I found Stefurak's beta useful, however, we found that we had to hike at least 5-10 mins downhill, south of the plateau before we found the correct descent gully to the base of the SW face/ W ridge. The cairn marking the trail down the gully was not visible until we were directly on top of it. Sep 6, 2011
Laine has a great point. Luke's beta is spot on until the end. I don't believe there is any reason to go all the way to the cemented Geo Survey windbreaks. The correct descent is just to the right of the left snowbank in this photo.

On the sandy plateau, continue towards Conness dropping slightly. There are a couple of bivy windbreaks well lower than the high shoulder with the Geo Survey ones. From these, drop into the sandy wash and then back up to the area between the two snowbanks in the photo above tending toward the left notches. Sep 6, 2011
Approach details also in the Comments on the MP West Ridge page.

GPX file containing key latitude/longitude waypoints and some useful tracks for approach is linked from this page . Aug 8, 2013
Nick M
Driggs, ID
Nick M   Driggs, ID
My recommendation for people who don't hate hiking and love the mountains beyond just the climbing route to be done. Appreciation for views, route finding, and off-trail sub-alpine and alpine travel required.

I'm much more fond of approaching Conness from the South (Lembert Dome). The standard Saddlebag approach basically summits the mountain, and then descends down to you're route. This felt a bit silly.

Approaching from Lembert Dome is longer distance, but much less elevation. 5-ish miles on trail lead you to the incredibly beautiful Young Lake, from which you can drool, froth, and do whatever else you do when confronted with the head-on view of Conness' South Face, framed by a sub-alpine lake. This perspective on the approach makes this method, to me, 100x more enjoyable than Saddlebag. From here, head cross-country through the forest, aiming at Conness. Travel is fairly easy as far as off-trail goes, as vegetation is sparse in those forests. A map and compass bearing helps, but it's kinda hard to miss that mountain.
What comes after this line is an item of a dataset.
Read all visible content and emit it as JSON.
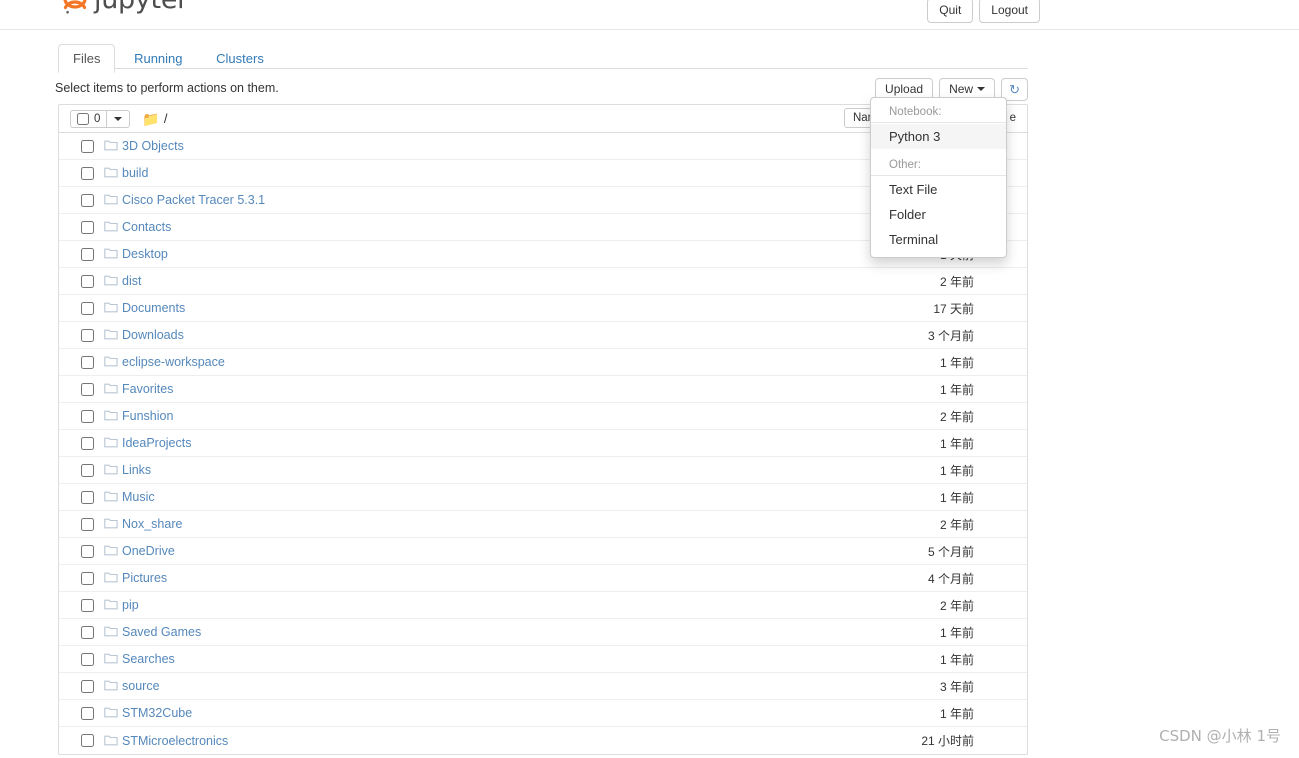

Walk straight up to the South Face or West Ridge, and climb it! Descending Saddlebag to a stashed car could make for a really cool, aesthetic day of travel in the mountains.
Aug 21, 2014
Peter Valchev
Truckee, CA
Peter Valchev   Truckee, CA
Here's another photo of the approach, showing the rough location of the descent gully with respect to where you hit the summit plateau from the "notch" (in Luke's description). At the end of July, the climb didn't get into the sun until 10am - I wouldn't rush to get there early!

Aug 7, 2015
Have there been any notable FAs on the headwall of Conness besides the Harding route? I'm surprised there aren't a plethora of other routes. Oct 20, 2018